(Dataset rows for apps and sites)

····················

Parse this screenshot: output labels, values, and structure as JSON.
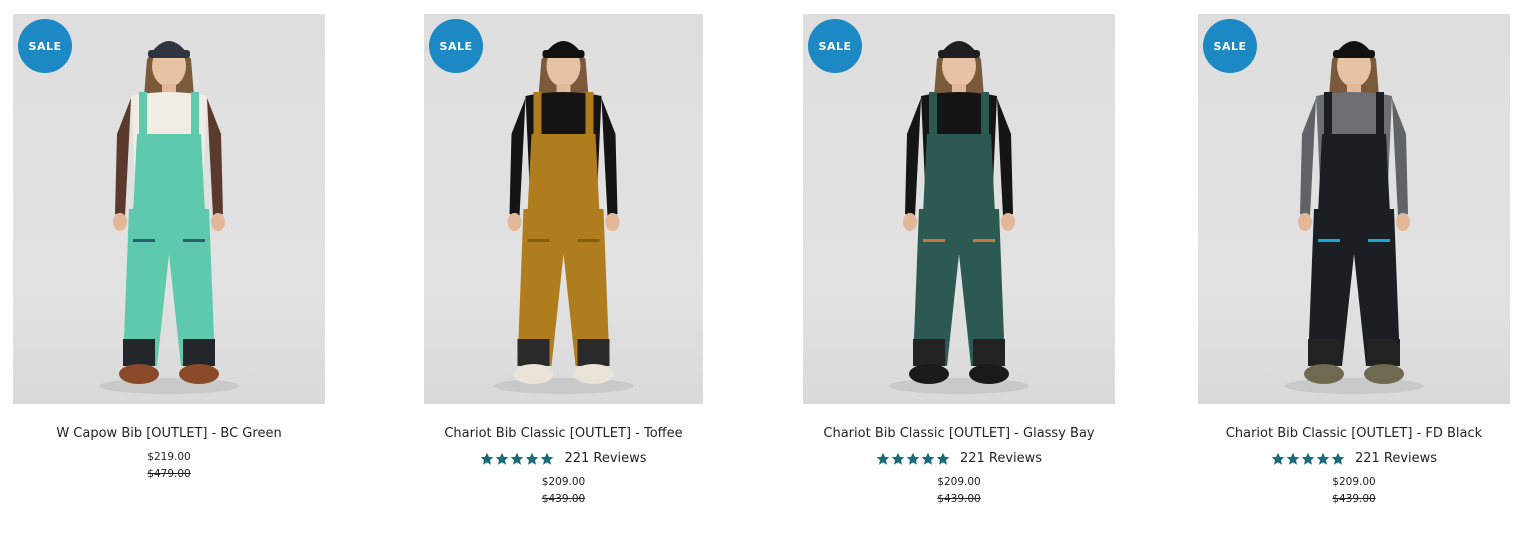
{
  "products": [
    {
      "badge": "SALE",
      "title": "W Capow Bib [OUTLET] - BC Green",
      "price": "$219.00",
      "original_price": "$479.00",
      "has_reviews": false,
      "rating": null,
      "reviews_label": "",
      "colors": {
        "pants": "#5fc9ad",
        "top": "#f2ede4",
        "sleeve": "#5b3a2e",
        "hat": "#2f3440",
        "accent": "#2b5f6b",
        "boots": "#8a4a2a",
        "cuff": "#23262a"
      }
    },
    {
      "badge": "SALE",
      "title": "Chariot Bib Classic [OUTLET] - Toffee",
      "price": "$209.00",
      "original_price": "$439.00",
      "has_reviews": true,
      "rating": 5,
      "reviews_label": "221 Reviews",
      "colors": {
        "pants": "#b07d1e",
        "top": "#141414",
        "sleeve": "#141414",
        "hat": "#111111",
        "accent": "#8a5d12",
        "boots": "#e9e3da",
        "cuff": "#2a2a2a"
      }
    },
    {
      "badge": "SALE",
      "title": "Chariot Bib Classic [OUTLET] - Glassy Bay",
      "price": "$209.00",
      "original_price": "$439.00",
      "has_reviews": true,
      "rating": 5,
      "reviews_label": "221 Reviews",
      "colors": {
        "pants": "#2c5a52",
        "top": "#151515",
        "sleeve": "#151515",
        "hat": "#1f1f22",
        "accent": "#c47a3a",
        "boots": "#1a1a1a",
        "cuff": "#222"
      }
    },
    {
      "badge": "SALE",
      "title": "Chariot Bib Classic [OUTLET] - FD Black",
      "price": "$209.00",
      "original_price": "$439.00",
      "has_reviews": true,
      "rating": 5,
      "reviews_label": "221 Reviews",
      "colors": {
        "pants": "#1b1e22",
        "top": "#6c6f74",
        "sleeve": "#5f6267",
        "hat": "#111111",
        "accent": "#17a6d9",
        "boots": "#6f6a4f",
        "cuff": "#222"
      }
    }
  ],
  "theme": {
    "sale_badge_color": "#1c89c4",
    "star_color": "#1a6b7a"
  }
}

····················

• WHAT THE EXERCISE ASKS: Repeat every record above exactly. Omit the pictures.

• EXERCISE ANSWER:
Parse this screenshot: output labels, values, and structure as JSON.
{
  "products": [
    {
      "badge": "SALE",
      "title": "W Capow Bib [OUTLET] - BC Green",
      "price": "$219.00",
      "original_price": "$479.00",
      "has_reviews": false,
      "rating": null,
      "reviews_label": "",
      "colors": {
        "pants": "#5fc9ad",
        "top": "#f2ede4",
        "sleeve": "#5b3a2e",
        "hat": "#2f3440",
        "accent": "#2b5f6b",
        "boots": "#8a4a2a",
        "cuff": "#23262a"
      }
    },
    {
      "badge": "SALE",
      "title": "Chariot Bib Classic [OUTLET] - Toffee",
      "price": "$209.00",
      "original_price": "$439.00",
      "has_reviews": true,
      "rating": 5,
      "reviews_label": "221 Reviews",
      "colors": {
        "pants": "#b07d1e",
        "top": "#141414",
        "sleeve": "#141414",
        "hat": "#111111",
        "accent": "#8a5d12",
        "boots": "#e9e3da",
        "cuff": "#2a2a2a"
      }
    },
    {
      "badge": "SALE",
      "title": "Chariot Bib Classic [OUTLET] - Glassy Bay",
      "price": "$209.00",
      "original_price": "$439.00",
      "has_reviews": true,
      "rating": 5,
      "reviews_label": "221 Reviews",
      "colors": {
        "pants": "#2c5a52",
        "top": "#151515",
        "sleeve": "#151515",
        "hat": "#1f1f22",
        "accent": "#c47a3a",
        "boots": "#1a1a1a",
        "cuff": "#222"
      }
    },
    {
      "badge": "SALE",
      "title": "Chariot Bib Classic [OUTLET] - FD Black",
      "price": "$209.00",
      "original_price": "$439.00",
      "has_reviews": true,
      "rating": 5,
      "reviews_label": "221 Reviews",
      "colors": {
        "pants": "#1b1e22",
        "top": "#6c6f74",
        "sleeve": "#5f6267",
        "hat": "#111111",
        "accent": "#17a6d9",
        "boots": "#6f6a4f",
        "cuff": "#222"
      }
    }
  ],
  "theme": {
    "sale_badge_color": "#1c89c4",
    "star_color": "#1a6b7a"
  }
}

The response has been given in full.